Given that my (incredibly limited) attention span was being seriously divided for the first time, it was a bad year for Topps to issue a fairly bland design. Nothing about this set grabbed my attention at the time. In recent years, there had been more colorful sets, sets with better photo choices, sets with more interesting content. This was the Topps set for the year, though, and that still meant something to me. But for the first time since I'd begun collecting these things, I did so with slightly limited enthusiasm.
28 Years Later...
There's not a lot to make me change my initial opinions of this set. There's nothing seriously wrong with it, mind you. It just seems generally uninspired in the context of its contemporary Topps releases. The design elements consist of a clunky slanted rectangle with the team name, a circle with a team logo, and the player's name and position in the space left beneath them. The fonts used are about as generic as possible. And the Topps logo gets into the picture this time, appearing in an upper corner in black or white, depending upon the background it finds itself sitting on.
The cards are colorful but, unlike the Topps standard of the late '70s/early '80s, the colors are coordinated with those of the teams, so no pink (although there's an odd overuse of yellow). The coordinating colors and the large unobstructed space for the photo above the nondescript design elements make for cards that are, if not exciting, pleasant on the eye. And there's something to be said for that. If the 1984 set is a bases loaded rally in the bottom of the ninth, 1985 might be the pitcher bunting a runner over to second in the fourth inning. But, you know what? It's all baseball, so it's all good.
Simplicity can be a good thing. At least they're uncluttered. Interestingly, if ever there was a design that could almost benefit from facsimile autographs, it's this one. But I'm still glad they're not there. It seems like it would be a nice set for autograph hunters. Maybe the biggest problem with the design is the odd nooks and crannies left for the photo to accommodate at the bottom. It's like playing a ball in right-center at Fenway. As a result, this design works particularly well for old-school posed shots, and we get plenty of them in this set. It's actually kind of a nice change of pace after two years of portraits being relegated to miniature accompaniment for an action photo.
Unfortunately, the action photos in this set contain less action, on the whole. There's an abundance of batters waiting for a pitch, and fielders doing the same. There are very few cards showing a player's entire body. Instead, Topps opted for a lot of medium-distance cropping, probably both to accommodate the design and to make sure we get a look at the players' faces in the absence of secondary portraits. There tends to be a bit of monotony as a result, but there does seem to be a sense of unity and purpose that almost adds up to give the set some personality.
One of the biggest problems with the set is the illegibility of the card backs.
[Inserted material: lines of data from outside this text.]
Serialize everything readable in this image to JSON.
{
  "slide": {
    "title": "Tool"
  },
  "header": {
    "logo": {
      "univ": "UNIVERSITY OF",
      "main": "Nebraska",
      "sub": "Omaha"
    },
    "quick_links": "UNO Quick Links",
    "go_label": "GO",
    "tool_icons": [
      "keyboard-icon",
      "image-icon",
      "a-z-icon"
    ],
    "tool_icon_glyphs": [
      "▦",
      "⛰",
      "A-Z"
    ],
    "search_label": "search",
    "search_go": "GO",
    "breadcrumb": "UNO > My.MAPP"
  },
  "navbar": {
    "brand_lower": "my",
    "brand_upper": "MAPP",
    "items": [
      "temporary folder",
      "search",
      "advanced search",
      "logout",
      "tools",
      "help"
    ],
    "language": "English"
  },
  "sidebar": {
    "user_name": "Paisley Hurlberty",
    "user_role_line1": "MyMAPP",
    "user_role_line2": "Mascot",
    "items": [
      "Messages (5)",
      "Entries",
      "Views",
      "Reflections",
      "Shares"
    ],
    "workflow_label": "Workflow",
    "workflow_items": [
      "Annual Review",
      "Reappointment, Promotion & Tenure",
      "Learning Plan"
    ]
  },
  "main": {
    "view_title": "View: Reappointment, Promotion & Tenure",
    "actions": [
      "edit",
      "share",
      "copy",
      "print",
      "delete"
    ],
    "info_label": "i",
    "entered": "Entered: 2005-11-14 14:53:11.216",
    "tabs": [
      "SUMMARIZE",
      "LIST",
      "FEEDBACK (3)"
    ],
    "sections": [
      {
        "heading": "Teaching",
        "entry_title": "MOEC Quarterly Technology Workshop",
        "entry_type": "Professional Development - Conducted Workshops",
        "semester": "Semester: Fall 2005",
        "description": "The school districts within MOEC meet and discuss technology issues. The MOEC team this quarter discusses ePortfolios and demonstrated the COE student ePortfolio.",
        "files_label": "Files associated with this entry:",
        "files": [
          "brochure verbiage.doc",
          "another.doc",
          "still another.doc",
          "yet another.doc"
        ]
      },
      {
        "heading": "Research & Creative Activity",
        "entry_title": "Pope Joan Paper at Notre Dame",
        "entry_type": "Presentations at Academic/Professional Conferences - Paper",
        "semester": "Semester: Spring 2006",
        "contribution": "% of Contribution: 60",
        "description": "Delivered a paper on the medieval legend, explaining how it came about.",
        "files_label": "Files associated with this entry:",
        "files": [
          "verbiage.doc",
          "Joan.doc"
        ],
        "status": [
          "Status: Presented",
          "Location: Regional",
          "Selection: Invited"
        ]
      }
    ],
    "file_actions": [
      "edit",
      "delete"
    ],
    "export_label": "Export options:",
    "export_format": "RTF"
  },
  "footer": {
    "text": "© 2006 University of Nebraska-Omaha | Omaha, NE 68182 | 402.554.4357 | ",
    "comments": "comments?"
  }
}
The green and brown combo is a pleasant one, evocative of the grass and dirt stage the game is played on. But the brown tends to be so washed out that there's very little contrast with the card stock. A look at the back of one of these cards tends to make the eyes go blurry and sap you of the will to investigate further. If you were to do so, you would find trivia questions on cards where there's room to display one. They all pertain to (then) current teams, players and events, or generic baseball questions. No history lessons to be found. When there's room to say something about the player, it's usually an interesting personal tidbit, which I much prefer to generic "big game" information. For example, we learn that Steve Sax was a Giants fan growing up. If you ask me, that's the real Steve Sax Syndrome.
Pleasant. Unobtrusive. Inoffensive. Acceptable. This is hardly a set that evokes heaps of praise. But it's a dignified representative of the Topps flagship brand. And it could certainly have been a lot worse.